As Sandy approaches the coast I am very thankful for my former colleagues at the Geophysical Fluid Dynamics Lab who have spent decades trying to make better predictions of tropical cyclones. And the colleagues around the world who have spent decades developing the techniques of observing and modeling the physics of cyclones. Both the recurving of the storm and the high storm surge (currently already at major flood levels at a number of points between NY and DE) would have taken tens of thousands of people, at a minimum, by surprise. Kurihara’s first paper in the line of research that led to today’s prediction (http://www.gfdl.noaa.gov/bibliography/results.php?author=1061) was in 1965. It took him almost a decade to get to the first three-dimensional model of a hurricane and another couple of decades to improve the models to the point where they showed useful skill.

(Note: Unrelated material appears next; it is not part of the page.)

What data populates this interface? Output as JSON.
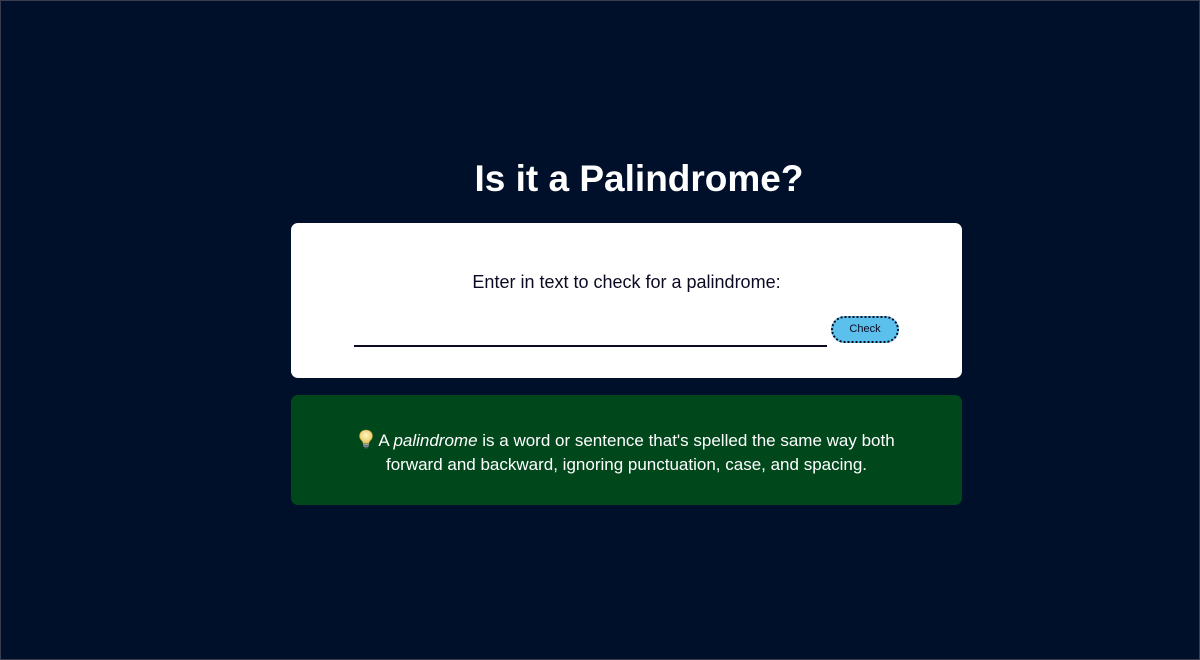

Just a little plug — it is important to remember that this kind of event, low-probability, high impact, is what well-run government is for. Putting together a storm-surge warning system for NY Harbor is not something that a private company is likely to do — the chances of it being used in any given 10-year period are so small as to make it a worthless investment. And the research that goes into making a forecast like this involves understanding of small-scale turbulence, understanding the transfer of radiation through the atmosphere and its interaction with multiple scatterers and absorbers, figuring out how to put weather satellites into orbit and keep them running, figuring out how to incorporate this information in computer codes, getting these codes to run reproducibly on large numbers of processors… almost all of this was accomplished by people working on the government dime.
The big storm of 2012 (at least, we hope it’s the biggest we’ll see this year) is approaching the New York City area, and though no one can predict in detail how bad it will be and for whom, there’s no question that with so much energy to play with, post-tropical quasi-hurricane quasi-nor’easter Sandy (also called “Frankenstorm” in honor of the Halloween holiday) is going to hit some of us very hard in the northeastern United States. Not that it will be a disaster everywhere in the region. With hurricane Irene last year, some areas just had a bit of wind and rain, while others had tremendous flooding that wiped out towns and roads and houses and history… and a few dozen lives, too. It will likely be the same this time.
How unusual is this storm? Several weather forecasters have been quoted as saying that their supercomputer-based forecasting tools, which predicted Sandy to strengthen and become a monster in size, were doing things they’d never previously seen them do. Right now, all you have to do is look at the weather map — the fact that there are tropical force winds extending over several hundreds of miles, and at the fact that the pressure of the atmosphere at the core of this storm is around 946 millibars and falling — to know there’s a lot of energy in this system that has to go somewhere, and is going to be taken out on somebody. Although this is a Category 1 hurricane in terms of its fastest winds, 946 millibars is what one expects for a strong Category 3 hurricane; 1000 is average atmospheric pressure, and the mid-800s is about as low as it ever gets. By comparison, the great blizzard of 1993 had a central pressure of about 960 millibars. The Perfect Storm of 1991 (also a nor’easter-hurricane hybrid, like Sandy) had a central pressure of 972 millibars. Anyone who thinks Sandy isn’t a dangerous storm hasn’t read enough history. Continue reading